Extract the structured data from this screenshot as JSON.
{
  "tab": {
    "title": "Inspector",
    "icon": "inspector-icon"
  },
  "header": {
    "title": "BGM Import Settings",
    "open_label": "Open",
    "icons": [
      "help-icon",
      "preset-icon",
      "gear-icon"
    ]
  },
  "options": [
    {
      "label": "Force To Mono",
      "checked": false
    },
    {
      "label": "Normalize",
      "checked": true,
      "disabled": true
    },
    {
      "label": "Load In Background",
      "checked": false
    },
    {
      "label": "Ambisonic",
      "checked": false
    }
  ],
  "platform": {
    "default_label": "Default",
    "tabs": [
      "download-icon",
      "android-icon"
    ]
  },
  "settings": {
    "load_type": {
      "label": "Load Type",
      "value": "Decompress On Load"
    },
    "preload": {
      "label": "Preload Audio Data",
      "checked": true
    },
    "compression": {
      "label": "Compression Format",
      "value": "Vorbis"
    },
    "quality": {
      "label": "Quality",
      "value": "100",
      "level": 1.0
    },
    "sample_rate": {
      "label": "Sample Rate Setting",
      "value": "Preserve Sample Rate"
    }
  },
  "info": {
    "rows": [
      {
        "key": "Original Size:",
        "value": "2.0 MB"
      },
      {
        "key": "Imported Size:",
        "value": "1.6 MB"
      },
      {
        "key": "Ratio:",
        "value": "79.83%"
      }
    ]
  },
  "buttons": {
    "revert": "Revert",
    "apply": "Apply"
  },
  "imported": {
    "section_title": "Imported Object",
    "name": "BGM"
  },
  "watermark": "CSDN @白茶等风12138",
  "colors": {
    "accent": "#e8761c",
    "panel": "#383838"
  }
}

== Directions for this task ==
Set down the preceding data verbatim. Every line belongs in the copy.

== Solution for this exercise ==
Extract the structured data from this screenshot as JSON.
{
  "tab": {
    "title": "Inspector",
    "icon": "inspector-icon"
  },
  "header": {
    "title": "BGM Import Settings",
    "open_label": "Open",
    "icons": [
      "help-icon",
      "preset-icon",
      "gear-icon"
    ]
  },
  "options": [
    {
      "label": "Force To Mono",
      "checked": false
    },
    {
      "label": "Normalize",
      "checked": true,
      "disabled": true
    },
    {
      "label": "Load In Background",
      "checked": false
    },
    {
      "label": "Ambisonic",
      "checked": false
    }
  ],
  "platform": {
    "default_label": "Default",
    "tabs": [
      "download-icon",
      "android-icon"
    ]
  },
  "settings": {
    "load_type": {
      "label": "Load Type",
      "value": "Decompress On Load"
    },
    "preload": {
      "label": "Preload Audio Data",
      "checked": true
    },
    "compression": {
      "label": "Compression Format",
      "value": "Vorbis"
    },
    "quality": {
      "label": "Quality",
      "value": "100",
      "level": 1.0
    },
    "sample_rate": {
      "label": "Sample Rate Setting",
      "value": "Preserve Sample Rate"
    }
  },
  "info": {
    "rows": [
      {
        "key": "Original Size:",
        "value": "2.0 MB"
      },
      {
        "key": "Imported Size:",
        "value": "1.6 MB"
      },
      {
        "key": "Ratio:",
        "value": "79.83%"
      }
    ]
  },
  "buttons": {
    "revert": "Revert",
    "apply": "Apply"
  },
  "imported": {
    "section_title": "Imported Object",
    "name": "BGM"
  },
  "watermark": "CSDN @白茶等风12138",
  "colors": {
    "accent": "#e8761c",
    "panel": "#383838"
  }
}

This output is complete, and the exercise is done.